It’s hard to imagine an environment where you'd want only 37 nits output from any monitor, much less a touchscreen. Even 50cd/m2 is pretty dim unless the room is completely dark. Nevertheless, our test shows consistent black levels and contrast throughout the entire luminance range in another nod to quality. We suspect that for most applications, users will have the backlight at or near its maximum.
After Calibration to 200cd/m2
That extra dynamic range comes in handy when pursuing the P2418HT’s maximum accuracy because we lost a little from our RGB and contrast slider adjustments. Now we’re down to 1000.5:1, but that’s still more than enough to keep the display in second place and well above its nearest competition, the E232WMT. Our adjustments were something of a compromise for ultimate color fidelity because we skewed gamma tracking a bit in the process. If you just adjust the RGB controls and leave contrast set to 75%, you’ll be closer to 1100:1. We’ll show you more detail in our gamma tests on the next page.
ANSI Contrast Ratio

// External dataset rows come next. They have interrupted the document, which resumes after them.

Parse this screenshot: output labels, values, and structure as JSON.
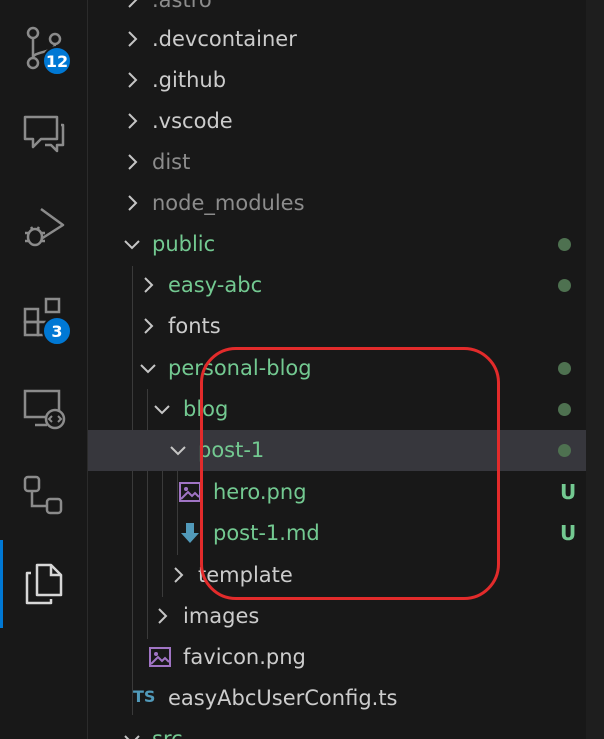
{
  "activity_bar": {
    "items": [
      {
        "name": "source-control",
        "badge": "12"
      },
      {
        "name": "chat",
        "badge": null
      },
      {
        "name": "run-and-debug",
        "badge": null
      },
      {
        "name": "extensions",
        "badge": "3"
      },
      {
        "name": "remote-explorer",
        "badge": null
      },
      {
        "name": "git-graph",
        "badge": null
      },
      {
        "name": "explorer",
        "badge": null
      }
    ],
    "active": "explorer",
    "badge_color": "#0078d4"
  },
  "tree": {
    "items": [
      {
        "label": ".astro"
      },
      {
        "label": ".devcontainer"
      },
      {
        "label": ".github"
      },
      {
        "label": ".vscode"
      },
      {
        "label": "dist"
      },
      {
        "label": "node_modules"
      },
      {
        "label": "public"
      },
      {
        "label": "easy-abc"
      },
      {
        "label": "fonts"
      },
      {
        "label": "personal-blog"
      },
      {
        "label": "blog"
      },
      {
        "label": "post-1"
      },
      {
        "label": "hero.png",
        "status": "U"
      },
      {
        "label": "post-1.md",
        "status": "U"
      },
      {
        "label": "template"
      },
      {
        "label": "images"
      },
      {
        "label": "favicon.png"
      },
      {
        "label": "easyAbcUserConfig.ts",
        "icon_text": "TS"
      },
      {
        "label": "src"
      }
    ]
  },
  "colors": {
    "git_added": "#73c991",
    "highlight_border": "#e22b2b",
    "selected_row": "#37373d"
  }
}
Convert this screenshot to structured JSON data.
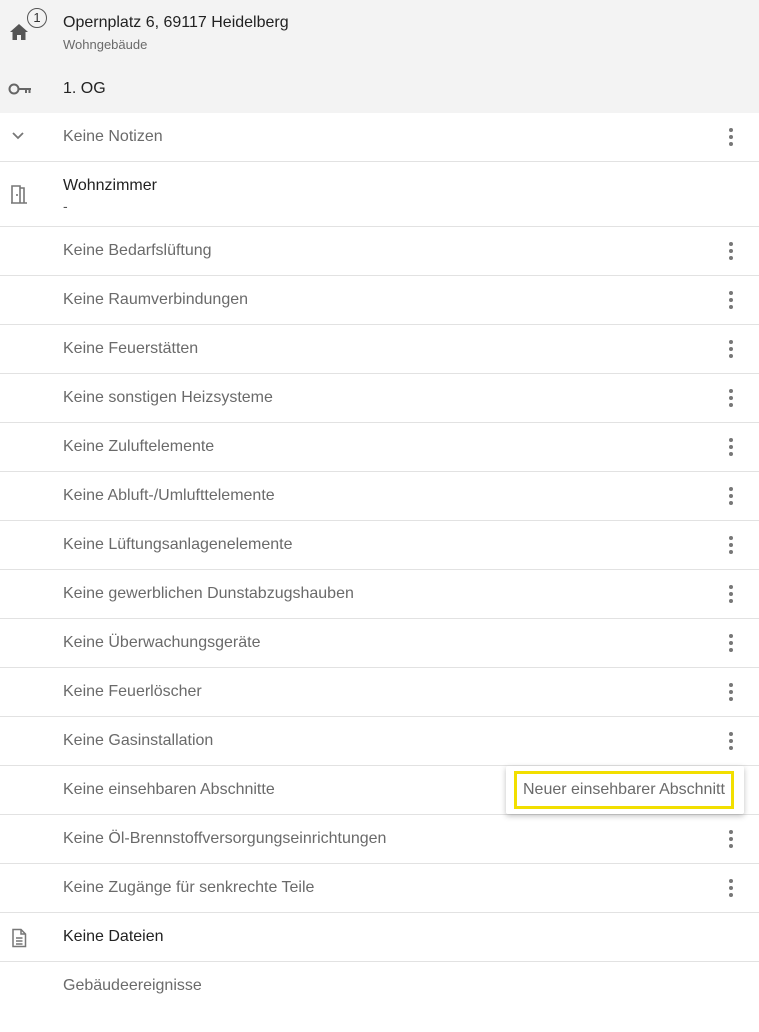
{
  "building": {
    "address": "Opernplatz 6, 69117 Heidelberg",
    "type": "Wohngebäude",
    "badge": "1"
  },
  "floor": {
    "label": "1. OG"
  },
  "notes": {
    "label": "Keine Notizen"
  },
  "room": {
    "title": "Wohnzimmer",
    "subtitle": "-"
  },
  "sections": [
    "Keine Bedarfslüftung",
    "Keine Raumverbindungen",
    "Keine Feuerstätten",
    "Keine sonstigen Heizsysteme",
    "Keine Zuluftelemente",
    "Keine Abluft-/Umlufttelemente",
    "Keine Lüftungsanlagenelemente",
    "Keine gewerblichen Dunstabzugshauben",
    "Keine Überwachungsgeräte",
    "Keine Feuerlöscher",
    "Keine Gasinstallation",
    "Keine einsehbaren Abschnitte",
    "Keine Öl-Brennstoffversorgungseinrichtungen",
    "Keine Zugänge für senkrechte Teile"
  ],
  "files": {
    "label": "Keine Dateien"
  },
  "events": {
    "label": "Gebäudeereignisse"
  },
  "popup": {
    "item_label": "Neuer einsehbarer Abschnitt"
  },
  "icons": {
    "home": "home-icon",
    "key": "key-icon",
    "chevron": "chevron-down-icon",
    "door": "door-icon",
    "file": "file-icon",
    "menu": "more-vertical-icon"
  },
  "colors": {
    "highlight": "#f2df00",
    "header_bg": "#f3f3f3"
  }
}
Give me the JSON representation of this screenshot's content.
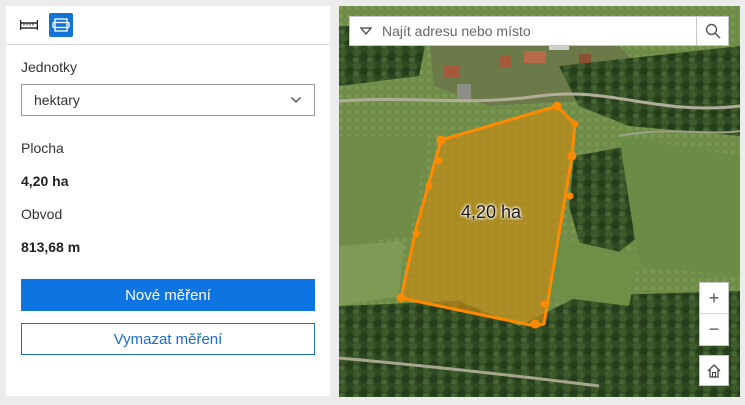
{
  "panel": {
    "tools": [
      {
        "icon": "distance-ruler-icon",
        "active": false
      },
      {
        "icon": "area-measure-icon",
        "active": true
      }
    ],
    "units_label": "Jednotky",
    "units_value": "hektary",
    "area_label": "Plocha",
    "area_value": "4,20 ha",
    "perimeter_label": "Obvod",
    "perimeter_value": "813,68 m",
    "new_measure_button": "Nové měření",
    "clear_measure_button": "Vymazat měření"
  },
  "map": {
    "search_placeholder": "Najít adresu nebo místo",
    "polygon_label": "4,20 ha",
    "zoom_in": "+",
    "zoom_out": "−",
    "polygon_color": "#ff8a00"
  }
}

Our sample suffered from hotspots along its bottom edge. That lowered ANSI contrast to 880.5:1. That’s still a respectable number but represents a 12% drop. We suspect other examples would measure better. You’ll also see the effect in our black field uniformity result on page five. It may sound like we’re complaining, but the P2418HT is still a quality monitor. Among all IPS monitors, it ranks well above average in our contrast tests. Picture quality is dynamic with good depth and detail.